▶ _WHAT TO WORK ON_
Go through the entries below. Copy out every line that contains "icon".

▶ _RECORDS TO PROCESS_
********************

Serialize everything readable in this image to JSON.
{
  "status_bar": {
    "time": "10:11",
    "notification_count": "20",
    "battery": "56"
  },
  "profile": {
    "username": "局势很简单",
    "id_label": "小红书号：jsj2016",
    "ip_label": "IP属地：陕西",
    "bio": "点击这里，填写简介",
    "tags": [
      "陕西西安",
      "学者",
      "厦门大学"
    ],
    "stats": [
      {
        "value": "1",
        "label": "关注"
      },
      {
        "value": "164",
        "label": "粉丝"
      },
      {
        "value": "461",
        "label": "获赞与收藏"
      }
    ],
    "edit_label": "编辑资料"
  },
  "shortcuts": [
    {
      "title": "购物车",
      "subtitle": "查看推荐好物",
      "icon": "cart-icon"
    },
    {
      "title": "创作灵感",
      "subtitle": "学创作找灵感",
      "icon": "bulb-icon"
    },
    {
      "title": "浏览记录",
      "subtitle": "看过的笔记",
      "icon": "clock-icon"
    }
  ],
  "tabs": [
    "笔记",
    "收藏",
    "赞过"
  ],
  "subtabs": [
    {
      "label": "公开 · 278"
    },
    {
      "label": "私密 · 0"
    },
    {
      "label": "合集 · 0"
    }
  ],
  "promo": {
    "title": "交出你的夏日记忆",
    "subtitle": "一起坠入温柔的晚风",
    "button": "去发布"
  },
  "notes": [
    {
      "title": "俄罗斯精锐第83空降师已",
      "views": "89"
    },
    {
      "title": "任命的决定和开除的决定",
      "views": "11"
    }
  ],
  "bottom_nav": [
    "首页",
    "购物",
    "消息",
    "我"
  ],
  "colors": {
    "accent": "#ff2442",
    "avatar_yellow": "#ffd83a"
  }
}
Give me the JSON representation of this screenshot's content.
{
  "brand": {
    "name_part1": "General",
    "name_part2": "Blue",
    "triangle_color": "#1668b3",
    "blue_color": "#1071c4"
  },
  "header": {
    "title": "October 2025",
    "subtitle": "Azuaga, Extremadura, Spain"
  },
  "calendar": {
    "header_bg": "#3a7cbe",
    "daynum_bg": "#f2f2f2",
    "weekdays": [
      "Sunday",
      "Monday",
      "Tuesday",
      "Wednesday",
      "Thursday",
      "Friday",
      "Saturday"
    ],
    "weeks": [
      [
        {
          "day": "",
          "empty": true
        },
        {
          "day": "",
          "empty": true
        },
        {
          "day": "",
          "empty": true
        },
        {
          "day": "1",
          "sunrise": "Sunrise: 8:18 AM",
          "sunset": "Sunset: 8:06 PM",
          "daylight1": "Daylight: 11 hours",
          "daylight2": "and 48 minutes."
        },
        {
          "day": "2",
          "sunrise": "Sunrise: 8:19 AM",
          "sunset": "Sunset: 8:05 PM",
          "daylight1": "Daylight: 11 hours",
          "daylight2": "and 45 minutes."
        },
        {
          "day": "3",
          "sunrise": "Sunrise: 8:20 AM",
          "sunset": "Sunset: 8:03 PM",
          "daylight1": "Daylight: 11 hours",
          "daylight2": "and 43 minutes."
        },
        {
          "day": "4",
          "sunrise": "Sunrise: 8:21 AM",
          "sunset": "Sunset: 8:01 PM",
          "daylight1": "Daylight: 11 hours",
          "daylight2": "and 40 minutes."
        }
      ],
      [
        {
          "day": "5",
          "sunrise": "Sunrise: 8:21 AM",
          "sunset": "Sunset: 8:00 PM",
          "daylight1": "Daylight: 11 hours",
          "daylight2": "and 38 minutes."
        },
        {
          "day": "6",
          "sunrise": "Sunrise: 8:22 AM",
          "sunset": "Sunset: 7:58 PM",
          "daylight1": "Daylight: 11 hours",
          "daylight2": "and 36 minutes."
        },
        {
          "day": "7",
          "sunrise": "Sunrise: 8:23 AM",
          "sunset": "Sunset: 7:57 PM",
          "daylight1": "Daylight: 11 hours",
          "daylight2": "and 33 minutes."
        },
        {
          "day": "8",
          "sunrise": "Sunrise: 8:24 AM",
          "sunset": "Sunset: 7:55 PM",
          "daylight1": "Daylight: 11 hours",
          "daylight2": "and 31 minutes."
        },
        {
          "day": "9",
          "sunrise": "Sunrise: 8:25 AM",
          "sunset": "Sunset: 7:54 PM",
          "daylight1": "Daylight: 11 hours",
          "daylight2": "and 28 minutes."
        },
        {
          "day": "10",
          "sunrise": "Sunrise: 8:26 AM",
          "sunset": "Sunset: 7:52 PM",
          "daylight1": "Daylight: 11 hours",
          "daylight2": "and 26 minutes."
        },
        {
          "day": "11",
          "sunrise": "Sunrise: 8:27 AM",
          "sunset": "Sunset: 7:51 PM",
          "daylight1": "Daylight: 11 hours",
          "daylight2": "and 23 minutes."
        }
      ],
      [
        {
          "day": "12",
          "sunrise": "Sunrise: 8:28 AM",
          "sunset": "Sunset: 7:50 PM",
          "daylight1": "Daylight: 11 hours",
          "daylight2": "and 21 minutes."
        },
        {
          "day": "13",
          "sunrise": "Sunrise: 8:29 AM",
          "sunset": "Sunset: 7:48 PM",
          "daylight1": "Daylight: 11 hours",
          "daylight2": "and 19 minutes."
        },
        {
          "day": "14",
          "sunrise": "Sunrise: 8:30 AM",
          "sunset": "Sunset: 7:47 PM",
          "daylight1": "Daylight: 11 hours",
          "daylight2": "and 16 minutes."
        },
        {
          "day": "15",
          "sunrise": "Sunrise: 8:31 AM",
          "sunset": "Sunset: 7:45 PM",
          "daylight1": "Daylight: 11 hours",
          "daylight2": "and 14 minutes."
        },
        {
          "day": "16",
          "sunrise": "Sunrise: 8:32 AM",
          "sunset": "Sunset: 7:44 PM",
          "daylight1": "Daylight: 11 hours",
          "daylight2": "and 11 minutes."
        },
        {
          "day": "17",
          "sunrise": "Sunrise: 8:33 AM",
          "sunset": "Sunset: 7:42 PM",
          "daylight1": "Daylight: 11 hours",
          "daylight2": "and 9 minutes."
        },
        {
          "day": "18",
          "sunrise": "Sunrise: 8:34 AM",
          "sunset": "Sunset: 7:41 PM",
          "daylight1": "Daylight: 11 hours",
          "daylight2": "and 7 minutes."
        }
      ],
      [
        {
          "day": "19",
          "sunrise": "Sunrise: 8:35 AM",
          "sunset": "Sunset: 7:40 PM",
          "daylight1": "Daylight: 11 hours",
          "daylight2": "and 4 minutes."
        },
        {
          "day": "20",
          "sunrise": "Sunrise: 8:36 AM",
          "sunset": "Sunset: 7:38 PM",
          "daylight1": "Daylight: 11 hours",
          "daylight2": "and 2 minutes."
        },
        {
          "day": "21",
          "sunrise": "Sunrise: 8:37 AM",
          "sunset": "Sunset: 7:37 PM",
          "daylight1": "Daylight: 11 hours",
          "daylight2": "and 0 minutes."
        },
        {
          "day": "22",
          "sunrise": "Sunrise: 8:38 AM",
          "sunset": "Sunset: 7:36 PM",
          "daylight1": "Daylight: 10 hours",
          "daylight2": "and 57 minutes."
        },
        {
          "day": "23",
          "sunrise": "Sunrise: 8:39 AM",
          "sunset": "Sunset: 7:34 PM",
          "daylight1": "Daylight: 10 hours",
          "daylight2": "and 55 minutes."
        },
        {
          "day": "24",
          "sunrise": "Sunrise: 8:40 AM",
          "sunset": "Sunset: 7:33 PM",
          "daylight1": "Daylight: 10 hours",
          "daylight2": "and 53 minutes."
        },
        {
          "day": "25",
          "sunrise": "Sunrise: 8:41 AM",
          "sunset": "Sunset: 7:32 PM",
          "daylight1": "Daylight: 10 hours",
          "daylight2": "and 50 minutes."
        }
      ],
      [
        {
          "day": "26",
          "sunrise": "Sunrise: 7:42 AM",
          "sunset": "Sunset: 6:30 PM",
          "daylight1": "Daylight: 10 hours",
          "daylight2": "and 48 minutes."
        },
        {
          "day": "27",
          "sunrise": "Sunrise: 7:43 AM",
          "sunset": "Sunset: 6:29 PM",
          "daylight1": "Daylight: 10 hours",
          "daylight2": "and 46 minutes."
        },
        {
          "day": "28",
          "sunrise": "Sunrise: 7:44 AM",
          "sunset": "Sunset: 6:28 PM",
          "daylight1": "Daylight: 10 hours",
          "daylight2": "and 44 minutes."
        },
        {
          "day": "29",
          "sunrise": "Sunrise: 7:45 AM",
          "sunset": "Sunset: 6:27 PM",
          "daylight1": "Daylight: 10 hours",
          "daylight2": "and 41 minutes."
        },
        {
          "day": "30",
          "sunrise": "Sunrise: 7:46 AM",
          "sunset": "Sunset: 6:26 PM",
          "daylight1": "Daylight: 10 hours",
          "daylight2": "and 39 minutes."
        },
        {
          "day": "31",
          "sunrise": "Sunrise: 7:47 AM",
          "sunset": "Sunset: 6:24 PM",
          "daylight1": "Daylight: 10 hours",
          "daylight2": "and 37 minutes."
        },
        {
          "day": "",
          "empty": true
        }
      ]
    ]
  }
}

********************

▶ _ANSWER AREA_
      "icon": "cart-icon"
      "icon": "bulb-icon"
      "icon": "clock-icon"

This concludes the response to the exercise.